How Fucoidan Stops Lung Cancer Cell Migration

Fucoidan, a sulfated polysaccharide predominantly found in various species of brown seaweed, has gained significant attention in cancer research due to its anti-tumor activities. Among its various anti-cancer properties, the ability to inhibit the migration of cancer cells, including lung cancer cells, is particularly noteworthy. This property is critical because the migration of cancer cells is a key step in the process of metastasis, where cancer spreads from its original site to other parts of the body. Here’s how fucoidan can inhibit lung cancer cell migration:

1. Inhibition of Matrix Metalloproteinases (MMPs)

Fucoidan has been shown to inhibit the activity of matrix metalloproteinases (MMPs), which are enzymes that degrade components of the extracellular matrix (ECM). The ECM provides structural support to tissues, and its degradation by MMPs is a crucial step in cancer cell migration and invasion. By inhibiting MMPs, fucoidan can prevent the breakdown of the ECM, thereby impeding the ability of cancer cells to migrate and invade new tissues.

2. Modulation of the FAK/PI3K/Akt Signaling Pathway

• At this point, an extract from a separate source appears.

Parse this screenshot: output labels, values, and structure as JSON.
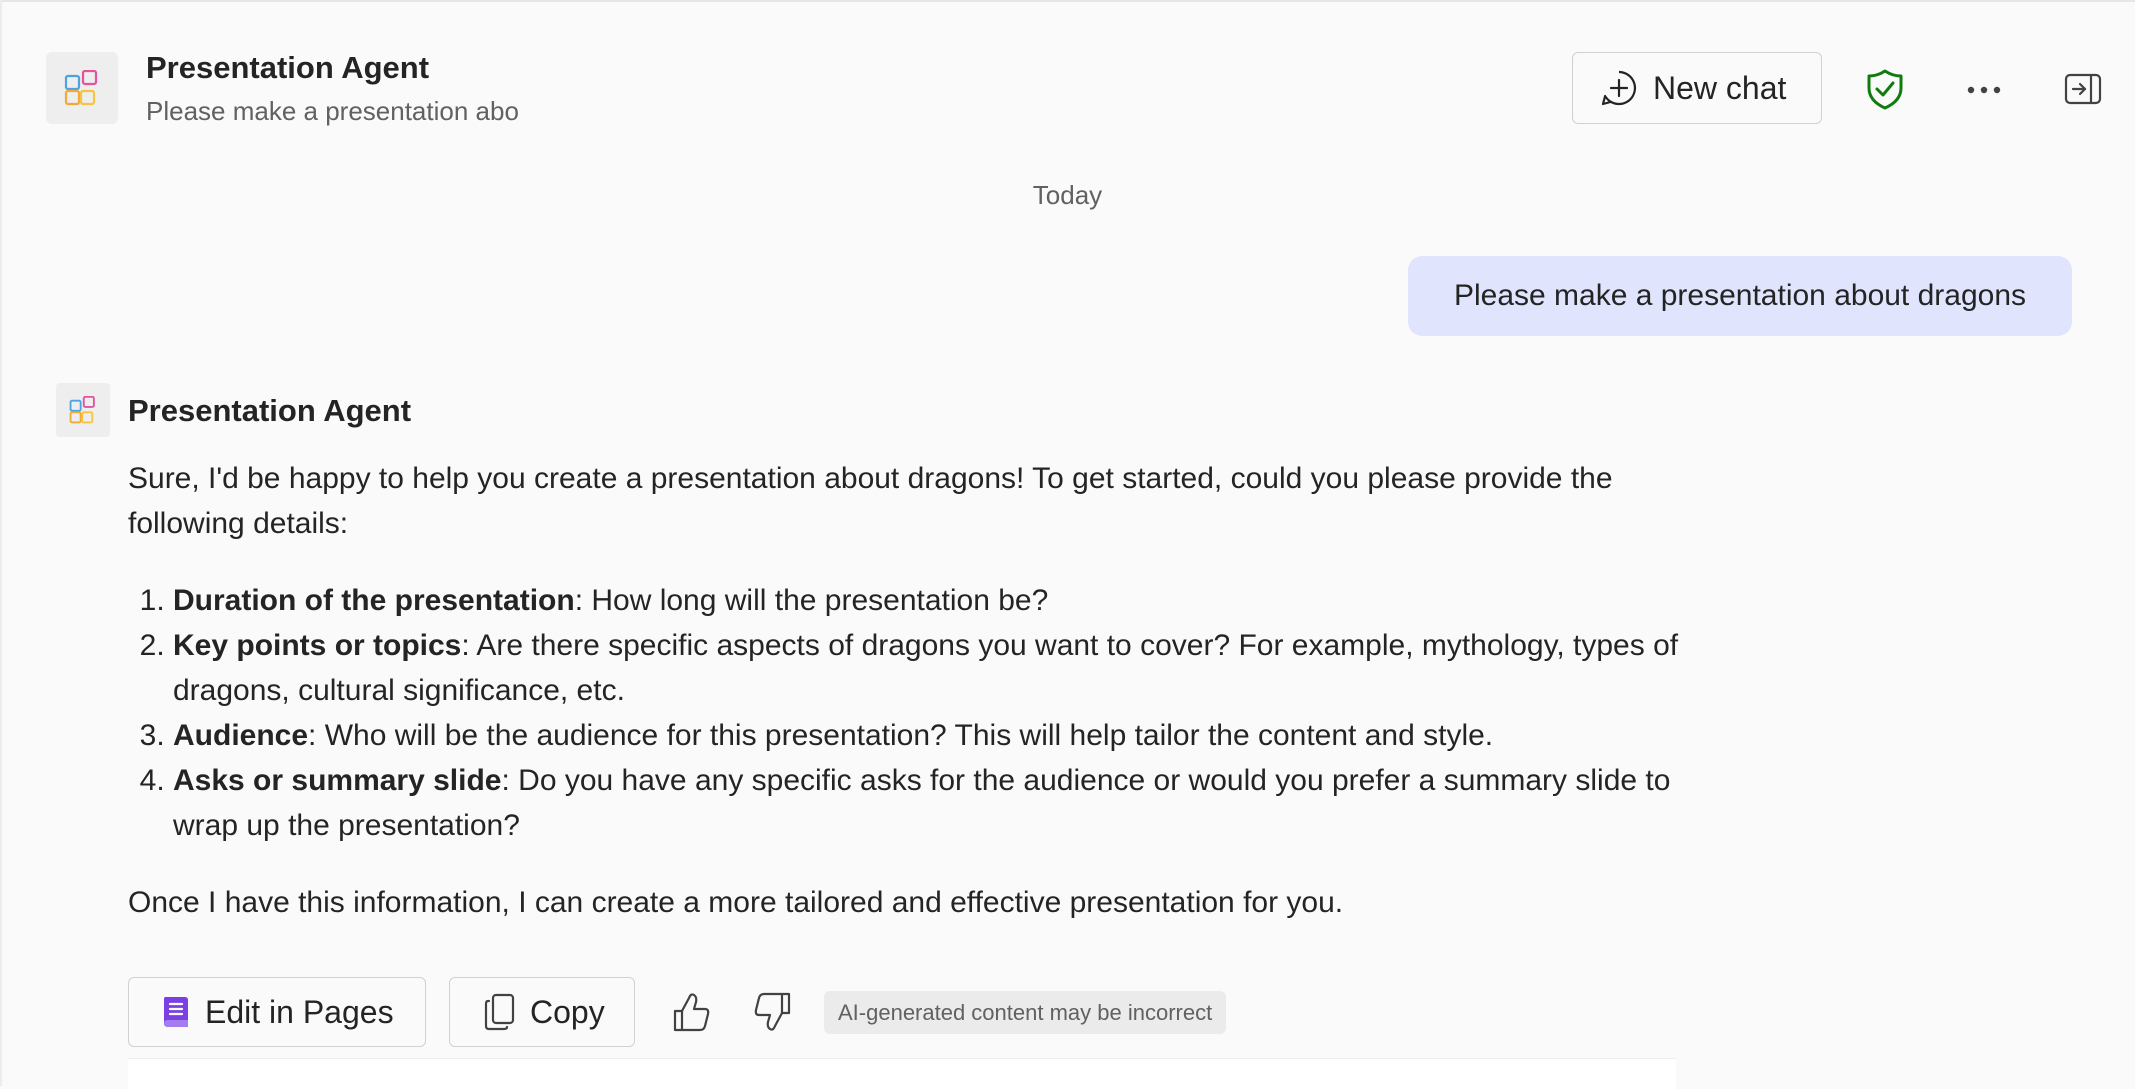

Focal adhesion kinase (FAK) and the phosphoinositide 3-kinase/protein kinase B (PI3K/Akt) signaling pathway play significant roles in cell migration and survival. Fucoidan has been reported to downregulate the activation of FAK and the subsequent PI3K/Akt signaling pathway. This modulation can lead to reduced migration and invasion capabilities of lung cancer cells, as well as decreased survival and proliferation of these cells.

3. Regulation of EMT Markers

Epithelial-mesenchymal transition (EMT) is a biological process that allows epithelial cells, which are normally stationary, to acquire mesenchymal, or fibroblast-like properties, enabling them to migrate and invade. Fucoidan has been observed to regulate the expression of EMT markers, such as E-cadherin (upregulation) and N-cadherin (downregulation), promoting the maintenance of the epithelial phenotype and reducing the migratory and invasive capacities of cancer cells.

4. Suppression of Inflammatory Cytokines

Chronic inflammation is closely linked to cancer progression, including the enhancement of cancer cell migration and invasion. Fucoidan can suppress the production of pro-inflammatory cytokines that are involved in cancer progression, thereby indirectly inhibiting the migration of lung cancer cells.

Research Evidence and Clinical Implications

The anti-migration effects of fucoidan on lung cancer cells have been demonstrated in various in vitro (test tube) studies and some in vivo (animal) models. These findings suggest that fucoidan could potentially be used as a therapeutic agent to prevent or reduce the metastasis of lung cancer. However, clinical trials in humans are necessary to confirm these effects and to determine the safety, efficacy, and optimal dosages of fucoidan for therapeutic use in lung cancer patients.


Fucoidan’s ability to inhibit lung cancer cell migration highlights its potential as an adjunctive therapy in the treatment of lung cancer, particularly for preventing metastasis. However, its use in clinical settings requires further validation through comprehensive clinical research. As with any supplement, patients should consult with their healthcare provider before using fucoidan, especially those undergoing cancer treatment, to ensure its safety and appropriateness for their specific condition.